I am fortunate to have breastfed three kids. I nursed my last one the longest, for 22 months, and he just stopped on his own. I have to say that I was not ever really prepared for when my kids would stop nursing, and it always left me feeling a bit sad that that time was over. What I will not miss, however, is others’ endless questioning of why I was still nursing my child and for how long I planned to do it. The funny thing is that I could understand why they would ask that after one year, but I got that question as soon as my kids turned 6 months — as if it were wrong to nurse beyond 6 months.
My first and second child self-weaned at 9 and 8 months. One day, they both lost interest and, after 48 hours, I took it as notice of an end to the milk contract between us☺ My third child, however, kept going and, since I believe in keeping going until one of us gets tired, we did … for 22 months.

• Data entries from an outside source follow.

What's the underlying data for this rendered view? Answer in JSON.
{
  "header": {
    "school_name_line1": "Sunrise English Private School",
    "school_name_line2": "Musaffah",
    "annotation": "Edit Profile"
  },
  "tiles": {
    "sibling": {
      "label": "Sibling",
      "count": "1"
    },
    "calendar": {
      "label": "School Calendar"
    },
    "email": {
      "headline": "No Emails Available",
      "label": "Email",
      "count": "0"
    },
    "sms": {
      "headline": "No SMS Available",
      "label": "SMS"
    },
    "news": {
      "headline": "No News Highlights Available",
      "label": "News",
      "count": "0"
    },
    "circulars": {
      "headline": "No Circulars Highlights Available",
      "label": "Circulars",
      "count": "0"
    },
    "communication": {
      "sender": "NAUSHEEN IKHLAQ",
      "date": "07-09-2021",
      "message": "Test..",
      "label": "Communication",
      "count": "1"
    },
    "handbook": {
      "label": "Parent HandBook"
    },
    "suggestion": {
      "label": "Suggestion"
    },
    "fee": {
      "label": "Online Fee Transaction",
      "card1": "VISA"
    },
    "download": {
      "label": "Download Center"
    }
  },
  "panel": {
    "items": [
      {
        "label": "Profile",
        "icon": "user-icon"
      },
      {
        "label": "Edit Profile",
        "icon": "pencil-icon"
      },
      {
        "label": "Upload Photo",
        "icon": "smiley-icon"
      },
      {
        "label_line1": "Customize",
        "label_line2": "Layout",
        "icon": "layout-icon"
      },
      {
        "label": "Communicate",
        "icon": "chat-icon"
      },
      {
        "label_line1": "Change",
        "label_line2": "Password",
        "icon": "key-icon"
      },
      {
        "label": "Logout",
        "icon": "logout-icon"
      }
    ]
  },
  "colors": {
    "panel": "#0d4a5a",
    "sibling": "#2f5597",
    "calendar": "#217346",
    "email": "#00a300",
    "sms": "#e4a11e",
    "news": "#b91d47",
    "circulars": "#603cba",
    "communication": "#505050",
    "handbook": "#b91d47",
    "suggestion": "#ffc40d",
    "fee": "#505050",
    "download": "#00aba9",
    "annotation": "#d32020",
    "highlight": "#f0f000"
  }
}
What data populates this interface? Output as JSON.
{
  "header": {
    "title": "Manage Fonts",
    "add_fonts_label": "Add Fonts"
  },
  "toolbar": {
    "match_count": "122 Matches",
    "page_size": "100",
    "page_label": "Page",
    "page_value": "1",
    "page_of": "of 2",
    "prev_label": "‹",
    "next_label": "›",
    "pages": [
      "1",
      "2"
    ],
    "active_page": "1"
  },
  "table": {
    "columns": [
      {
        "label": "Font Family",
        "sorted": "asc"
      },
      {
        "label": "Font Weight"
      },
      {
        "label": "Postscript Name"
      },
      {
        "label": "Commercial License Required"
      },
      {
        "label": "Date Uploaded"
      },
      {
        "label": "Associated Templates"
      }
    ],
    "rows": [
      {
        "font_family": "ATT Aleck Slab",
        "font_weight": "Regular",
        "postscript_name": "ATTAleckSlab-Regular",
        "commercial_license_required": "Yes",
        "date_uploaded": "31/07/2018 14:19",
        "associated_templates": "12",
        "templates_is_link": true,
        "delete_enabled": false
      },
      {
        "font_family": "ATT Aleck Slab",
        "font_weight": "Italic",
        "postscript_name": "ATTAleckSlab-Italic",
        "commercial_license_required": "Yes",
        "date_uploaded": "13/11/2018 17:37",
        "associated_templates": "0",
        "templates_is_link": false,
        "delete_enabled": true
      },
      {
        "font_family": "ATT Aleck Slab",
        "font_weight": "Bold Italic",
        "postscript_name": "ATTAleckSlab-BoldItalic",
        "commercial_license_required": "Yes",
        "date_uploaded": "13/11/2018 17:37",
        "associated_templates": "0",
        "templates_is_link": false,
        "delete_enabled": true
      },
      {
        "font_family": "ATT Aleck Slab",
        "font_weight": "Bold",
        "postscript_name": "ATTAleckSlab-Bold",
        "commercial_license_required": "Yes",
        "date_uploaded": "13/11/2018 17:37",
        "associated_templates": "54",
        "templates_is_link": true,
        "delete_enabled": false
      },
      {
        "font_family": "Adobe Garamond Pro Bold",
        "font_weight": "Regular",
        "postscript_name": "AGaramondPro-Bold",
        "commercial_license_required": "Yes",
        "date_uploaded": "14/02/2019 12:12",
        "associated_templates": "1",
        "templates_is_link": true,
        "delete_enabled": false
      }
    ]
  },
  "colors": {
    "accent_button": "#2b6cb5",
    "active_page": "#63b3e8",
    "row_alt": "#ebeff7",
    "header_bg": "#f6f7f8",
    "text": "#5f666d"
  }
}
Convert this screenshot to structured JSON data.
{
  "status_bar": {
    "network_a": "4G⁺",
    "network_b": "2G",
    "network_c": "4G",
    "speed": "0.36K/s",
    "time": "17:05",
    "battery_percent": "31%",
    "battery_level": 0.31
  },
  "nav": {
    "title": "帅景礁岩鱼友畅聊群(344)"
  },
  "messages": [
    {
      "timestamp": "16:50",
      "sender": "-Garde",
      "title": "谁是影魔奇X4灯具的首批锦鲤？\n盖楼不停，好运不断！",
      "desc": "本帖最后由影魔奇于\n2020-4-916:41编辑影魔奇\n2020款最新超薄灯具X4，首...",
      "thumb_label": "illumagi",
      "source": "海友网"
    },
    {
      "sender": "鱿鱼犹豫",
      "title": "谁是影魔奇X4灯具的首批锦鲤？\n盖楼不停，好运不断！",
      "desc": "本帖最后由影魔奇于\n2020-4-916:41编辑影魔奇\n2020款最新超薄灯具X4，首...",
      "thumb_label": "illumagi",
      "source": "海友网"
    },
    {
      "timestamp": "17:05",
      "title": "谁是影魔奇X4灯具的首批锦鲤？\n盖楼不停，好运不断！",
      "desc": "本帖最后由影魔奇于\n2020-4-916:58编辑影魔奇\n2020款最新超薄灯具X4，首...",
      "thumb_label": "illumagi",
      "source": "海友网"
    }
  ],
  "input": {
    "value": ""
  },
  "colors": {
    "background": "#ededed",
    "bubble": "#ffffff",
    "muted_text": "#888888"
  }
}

Nursing a child after the age of one has it benefits. If you are one of the lucky to have breastfed your child through his/her first birthday, you can congratulate yourself on having provided him/her with the best nutrition he could possibly receive. Of course, as the child becomes older, breast milk is not as critical from a nutritional standpoint, but the truth is that there are many proven health benefits for your child. Breast milk contains immune boosting properties, and at no point does breast milk become nutritionally negligible. Furthermore, breastfeeding a child after the age of 1 year also provides a source of profound comfort and security, which lays the groundwork for a confident, happy and healthy future.
But there are more good reasons for breastfeeding beyond 1 year. Longer breastfeeding also lowers a woman’s risk for breast cancer, ovarian cancer, uterine cancer, osteoporosis, rheumatoid arthritis and heart disease.
So, you can bet that I feel darned proud and happy to have breastfed not just one or two, but three kids — and one of them beyond his first year.
More about benefits of breastfeeding: